ABOUT THIS TASK: The full set of entries must be copied exactly.

SUPPLIED MATERIAL:
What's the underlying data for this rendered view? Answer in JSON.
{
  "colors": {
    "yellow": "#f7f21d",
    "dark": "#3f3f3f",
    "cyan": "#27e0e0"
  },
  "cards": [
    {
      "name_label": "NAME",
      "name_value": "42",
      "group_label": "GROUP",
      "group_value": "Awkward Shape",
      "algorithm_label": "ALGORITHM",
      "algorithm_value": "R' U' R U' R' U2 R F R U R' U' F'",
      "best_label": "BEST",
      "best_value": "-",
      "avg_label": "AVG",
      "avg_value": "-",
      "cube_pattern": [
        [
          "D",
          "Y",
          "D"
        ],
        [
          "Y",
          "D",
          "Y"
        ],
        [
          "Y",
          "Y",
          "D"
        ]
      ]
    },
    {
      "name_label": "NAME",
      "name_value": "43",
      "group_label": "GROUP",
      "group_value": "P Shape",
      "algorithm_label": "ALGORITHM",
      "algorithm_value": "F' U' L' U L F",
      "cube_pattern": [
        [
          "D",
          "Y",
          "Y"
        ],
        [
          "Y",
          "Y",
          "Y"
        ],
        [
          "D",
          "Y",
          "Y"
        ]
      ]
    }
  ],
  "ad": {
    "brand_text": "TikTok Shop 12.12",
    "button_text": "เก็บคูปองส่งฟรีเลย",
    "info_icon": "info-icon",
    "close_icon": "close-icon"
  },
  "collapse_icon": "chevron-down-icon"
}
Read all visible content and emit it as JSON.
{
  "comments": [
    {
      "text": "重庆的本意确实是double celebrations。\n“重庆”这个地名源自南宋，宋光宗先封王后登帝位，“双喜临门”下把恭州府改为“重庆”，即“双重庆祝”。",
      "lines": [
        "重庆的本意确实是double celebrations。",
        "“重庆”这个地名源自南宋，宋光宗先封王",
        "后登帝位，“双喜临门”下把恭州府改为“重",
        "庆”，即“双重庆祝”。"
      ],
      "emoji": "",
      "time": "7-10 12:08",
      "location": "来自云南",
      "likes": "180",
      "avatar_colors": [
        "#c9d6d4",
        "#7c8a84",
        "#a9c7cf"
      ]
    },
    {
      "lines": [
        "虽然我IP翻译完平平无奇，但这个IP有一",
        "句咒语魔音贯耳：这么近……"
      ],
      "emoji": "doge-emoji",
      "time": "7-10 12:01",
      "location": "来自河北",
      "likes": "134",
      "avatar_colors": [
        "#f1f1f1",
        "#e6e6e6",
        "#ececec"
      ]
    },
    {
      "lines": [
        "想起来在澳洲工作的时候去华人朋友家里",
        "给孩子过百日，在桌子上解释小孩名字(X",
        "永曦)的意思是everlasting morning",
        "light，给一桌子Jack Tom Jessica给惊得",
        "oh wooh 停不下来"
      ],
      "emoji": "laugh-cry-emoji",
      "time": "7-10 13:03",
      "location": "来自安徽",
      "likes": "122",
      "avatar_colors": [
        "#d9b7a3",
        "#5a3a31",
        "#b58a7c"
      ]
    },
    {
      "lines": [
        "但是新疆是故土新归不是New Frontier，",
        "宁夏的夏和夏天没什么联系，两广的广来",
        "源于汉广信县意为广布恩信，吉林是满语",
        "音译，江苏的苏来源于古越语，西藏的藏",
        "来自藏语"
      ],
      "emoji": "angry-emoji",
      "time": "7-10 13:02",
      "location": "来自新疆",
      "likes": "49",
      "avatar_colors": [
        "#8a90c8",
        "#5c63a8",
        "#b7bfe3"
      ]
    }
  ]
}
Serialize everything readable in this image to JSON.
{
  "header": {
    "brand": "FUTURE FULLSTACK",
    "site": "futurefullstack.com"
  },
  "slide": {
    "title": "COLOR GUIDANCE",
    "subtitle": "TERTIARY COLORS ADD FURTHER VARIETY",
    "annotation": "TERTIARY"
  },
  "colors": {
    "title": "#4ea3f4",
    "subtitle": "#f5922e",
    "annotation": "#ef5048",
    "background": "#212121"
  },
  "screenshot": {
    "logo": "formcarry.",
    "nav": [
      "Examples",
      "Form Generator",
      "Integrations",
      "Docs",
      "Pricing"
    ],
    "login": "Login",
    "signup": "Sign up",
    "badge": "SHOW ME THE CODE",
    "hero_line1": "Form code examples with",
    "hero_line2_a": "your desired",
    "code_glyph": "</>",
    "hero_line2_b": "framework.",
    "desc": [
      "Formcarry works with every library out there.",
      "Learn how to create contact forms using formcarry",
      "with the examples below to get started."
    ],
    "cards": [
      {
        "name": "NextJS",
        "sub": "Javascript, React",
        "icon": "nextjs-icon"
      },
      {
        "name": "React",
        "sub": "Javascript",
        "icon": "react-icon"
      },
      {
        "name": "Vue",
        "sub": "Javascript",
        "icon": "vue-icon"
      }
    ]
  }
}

YOUR RESPONSE:
What's the underlying data for this rendered view? Answer in JSON.
{
  "colors": {
    "yellow": "#f7f21d",
    "dark": "#3f3f3f",
    "cyan": "#27e0e0"
  },
  "cards": [
    {
      "name_label": "NAME",
      "name_value": "42",
      "group_label": "GROUP",
      "group_value": "Awkward Shape",
      "algorithm_label": "ALGORITHM",
      "algorithm_value": "R' U' R U' R' U2 R F R U R' U' F'",
      "best_label": "BEST",
      "best_value": "-",
      "avg_label": "AVG",
      "avg_value": "-",
      "cube_pattern": [
        [
          "D",
          "Y",
          "D"
        ],
        [
          "Y",
          "D",
          "Y"
        ],
        [
          "Y",
          "Y",
          "D"
        ]
      ]
    },
    {
      "name_label": "NAME",
      "name_value": "43",
      "group_label": "GROUP",
      "group_value": "P Shape",
      "algorithm_label": "ALGORITHM",
      "algorithm_value": "F' U' L' U L F",
      "cube_pattern": [
        [
          "D",
          "Y",
          "Y"
        ],
        [
          "Y",
          "Y",
          "Y"
        ],
        [
          "D",
          "Y",
          "Y"
        ]
      ]
    }
  ],
  "ad": {
    "brand_text": "TikTok Shop 12.12",
    "button_text": "เก็บคูปองส่งฟรีเลย",
    "info_icon": "info-icon",
    "close_icon": "close-icon"
  },
  "collapse_icon": "chevron-down-icon"
}
Read all visible content and emit it as JSON.
{
  "comments": [
    {
      "text": "重庆的本意确实是double celebrations。\n“重庆”这个地名源自南宋，宋光宗先封王后登帝位，“双喜临门”下把恭州府改为“重庆”，即“双重庆祝”。",
      "lines": [
        "重庆的本意确实是double celebrations。",
        "“重庆”这个地名源自南宋，宋光宗先封王",
        "后登帝位，“双喜临门”下把恭州府改为“重",
        "庆”，即“双重庆祝”。"
      ],
      "emoji": "",
      "time": "7-10 12:08",
      "location": "来自云南",
      "likes": "180",
      "avatar_colors": [
        "#c9d6d4",
        "#7c8a84",
        "#a9c7cf"
      ]
    },
    {
      "lines": [
        "虽然我IP翻译完平平无奇，但这个IP有一",
        "句咒语魔音贯耳：这么近……"
      ],
      "emoji": "doge-emoji",
      "time": "7-10 12:01",
      "location": "来自河北",
      "likes": "134",
      "avatar_colors": [
        "#f1f1f1",
        "#e6e6e6",
        "#ececec"
      ]
    },
    {
      "lines": [
        "想起来在澳洲工作的时候去华人朋友家里",
        "给孩子过百日，在桌子上解释小孩名字(X",
        "永曦)的意思是everlasting morning",
        "light，给一桌子Jack Tom Jessica给惊得",
        "oh wooh 停不下来"
      ],
      "emoji": "laugh-cry-emoji",
      "time": "7-10 13:03",
      "location": "来自安徽",
      "likes": "122",
      "avatar_colors": [
        "#d9b7a3",
        "#5a3a31",
        "#b58a7c"
      ]
    },
    {
      "lines": [
        "但是新疆是故土新归不是New Frontier，",
        "宁夏的夏和夏天没什么联系，两广的广来",
        "源于汉广信县意为广布恩信，吉林是满语",
        "音译，江苏的苏来源于古越语，西藏的藏",
        "来自藏语"
      ],
      "emoji": "angry-emoji",
      "time": "7-10 13:02",
      "location": "来自新疆",
      "likes": "49",
      "avatar_colors": [
        "#8a90c8",
        "#5c63a8",
        "#b7bfe3"
      ]
    }
  ]
}
Serialize everything readable in this image to JSON.
{
  "header": {
    "brand": "FUTURE FULLSTACK",
    "site": "futurefullstack.com"
  },
  "slide": {
    "title": "COLOR GUIDANCE",
    "subtitle": "TERTIARY COLORS ADD FURTHER VARIETY",
    "annotation": "TERTIARY"
  },
  "colors": {
    "title": "#4ea3f4",
    "subtitle": "#f5922e",
    "annotation": "#ef5048",
    "background": "#212121"
  },
  "screenshot": {
    "logo": "formcarry.",
    "nav": [
      "Examples",
      "Form Generator",
      "Integrations",
      "Docs",
      "Pricing"
    ],
    "login": "Login",
    "signup": "Sign up",
    "badge": "SHOW ME THE CODE",
    "hero_line1": "Form code examples with",
    "hero_line2_a": "your desired",
    "code_glyph": "</>",
    "hero_line2_b": "framework.",
    "desc": [
      "Formcarry works with every library out there.",
      "Learn how to create contact forms using formcarry",
      "with the examples below to get started."
    ],
    "cards": [
      {
        "name": "NextJS",
        "sub": "Javascript, React",
        "icon": "nextjs-icon"
      },
      {
        "name": "React",
        "sub": "Javascript",
        "icon": "react-icon"
      },
      {
        "name": "Vue",
        "sub": "Javascript",
        "icon": "vue-icon"
      }
    ]
  }
}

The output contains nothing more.